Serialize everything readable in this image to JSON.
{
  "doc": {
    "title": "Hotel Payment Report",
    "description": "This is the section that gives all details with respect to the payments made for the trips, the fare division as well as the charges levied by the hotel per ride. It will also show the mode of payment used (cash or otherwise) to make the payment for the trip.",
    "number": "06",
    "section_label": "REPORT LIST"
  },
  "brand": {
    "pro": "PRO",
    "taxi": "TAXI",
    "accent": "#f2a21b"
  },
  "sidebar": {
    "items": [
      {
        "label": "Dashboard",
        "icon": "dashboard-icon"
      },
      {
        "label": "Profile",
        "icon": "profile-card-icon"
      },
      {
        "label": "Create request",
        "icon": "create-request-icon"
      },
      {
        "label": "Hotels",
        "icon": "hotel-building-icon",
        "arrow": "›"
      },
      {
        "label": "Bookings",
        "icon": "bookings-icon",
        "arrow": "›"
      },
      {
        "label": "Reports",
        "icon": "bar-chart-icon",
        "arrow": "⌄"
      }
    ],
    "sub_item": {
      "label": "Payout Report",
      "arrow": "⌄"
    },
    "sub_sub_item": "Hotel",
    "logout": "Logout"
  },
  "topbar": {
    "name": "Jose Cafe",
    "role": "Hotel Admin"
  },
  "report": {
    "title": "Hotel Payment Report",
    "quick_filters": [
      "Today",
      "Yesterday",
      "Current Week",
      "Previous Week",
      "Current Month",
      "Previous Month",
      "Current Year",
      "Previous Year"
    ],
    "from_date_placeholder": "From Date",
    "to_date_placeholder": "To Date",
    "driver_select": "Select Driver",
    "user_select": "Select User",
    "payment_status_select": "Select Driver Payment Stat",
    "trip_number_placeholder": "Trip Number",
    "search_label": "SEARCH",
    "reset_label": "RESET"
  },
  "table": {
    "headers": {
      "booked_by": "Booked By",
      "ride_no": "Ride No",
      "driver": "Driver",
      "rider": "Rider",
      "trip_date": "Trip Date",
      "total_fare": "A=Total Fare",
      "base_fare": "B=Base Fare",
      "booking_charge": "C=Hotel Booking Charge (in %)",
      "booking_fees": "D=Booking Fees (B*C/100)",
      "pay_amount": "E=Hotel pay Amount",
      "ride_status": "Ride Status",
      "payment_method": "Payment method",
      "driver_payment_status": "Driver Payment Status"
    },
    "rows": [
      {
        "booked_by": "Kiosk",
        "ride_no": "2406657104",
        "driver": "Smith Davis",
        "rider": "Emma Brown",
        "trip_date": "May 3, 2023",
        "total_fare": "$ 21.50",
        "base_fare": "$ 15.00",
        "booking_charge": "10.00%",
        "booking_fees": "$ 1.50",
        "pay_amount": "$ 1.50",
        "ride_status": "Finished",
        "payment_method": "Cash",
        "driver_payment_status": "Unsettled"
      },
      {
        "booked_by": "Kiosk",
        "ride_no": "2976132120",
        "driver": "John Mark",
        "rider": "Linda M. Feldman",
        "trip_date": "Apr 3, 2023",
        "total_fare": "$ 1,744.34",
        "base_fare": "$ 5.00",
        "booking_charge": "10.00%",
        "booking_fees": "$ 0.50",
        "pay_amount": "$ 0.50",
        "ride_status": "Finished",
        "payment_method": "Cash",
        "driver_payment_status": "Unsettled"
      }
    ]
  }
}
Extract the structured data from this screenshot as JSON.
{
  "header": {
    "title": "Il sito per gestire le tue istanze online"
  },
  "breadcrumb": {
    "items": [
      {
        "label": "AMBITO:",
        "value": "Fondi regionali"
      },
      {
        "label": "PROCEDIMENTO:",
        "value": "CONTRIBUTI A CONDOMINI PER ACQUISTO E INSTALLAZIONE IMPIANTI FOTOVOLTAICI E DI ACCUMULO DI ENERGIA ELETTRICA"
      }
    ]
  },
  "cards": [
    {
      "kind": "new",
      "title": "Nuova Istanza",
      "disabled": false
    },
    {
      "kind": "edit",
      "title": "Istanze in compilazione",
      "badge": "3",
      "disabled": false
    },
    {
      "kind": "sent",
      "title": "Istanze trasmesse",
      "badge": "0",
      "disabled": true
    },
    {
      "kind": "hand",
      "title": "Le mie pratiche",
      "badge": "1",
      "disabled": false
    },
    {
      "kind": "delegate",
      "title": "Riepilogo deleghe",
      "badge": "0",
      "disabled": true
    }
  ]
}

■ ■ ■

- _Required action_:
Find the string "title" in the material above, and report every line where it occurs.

- _Task output_:
    "title": "Hotel Payment Report",
    "title": "Hotel Payment Report",
    "title": "Il sito per gestire le tue istanze online"
      "title": "Nuova Istanza",
      "title": "Istanze in compilazione",
      "title": "Istanze trasmesse",
      "title": "Le mie pratiche",
      "title": "Riepilogo deleghe",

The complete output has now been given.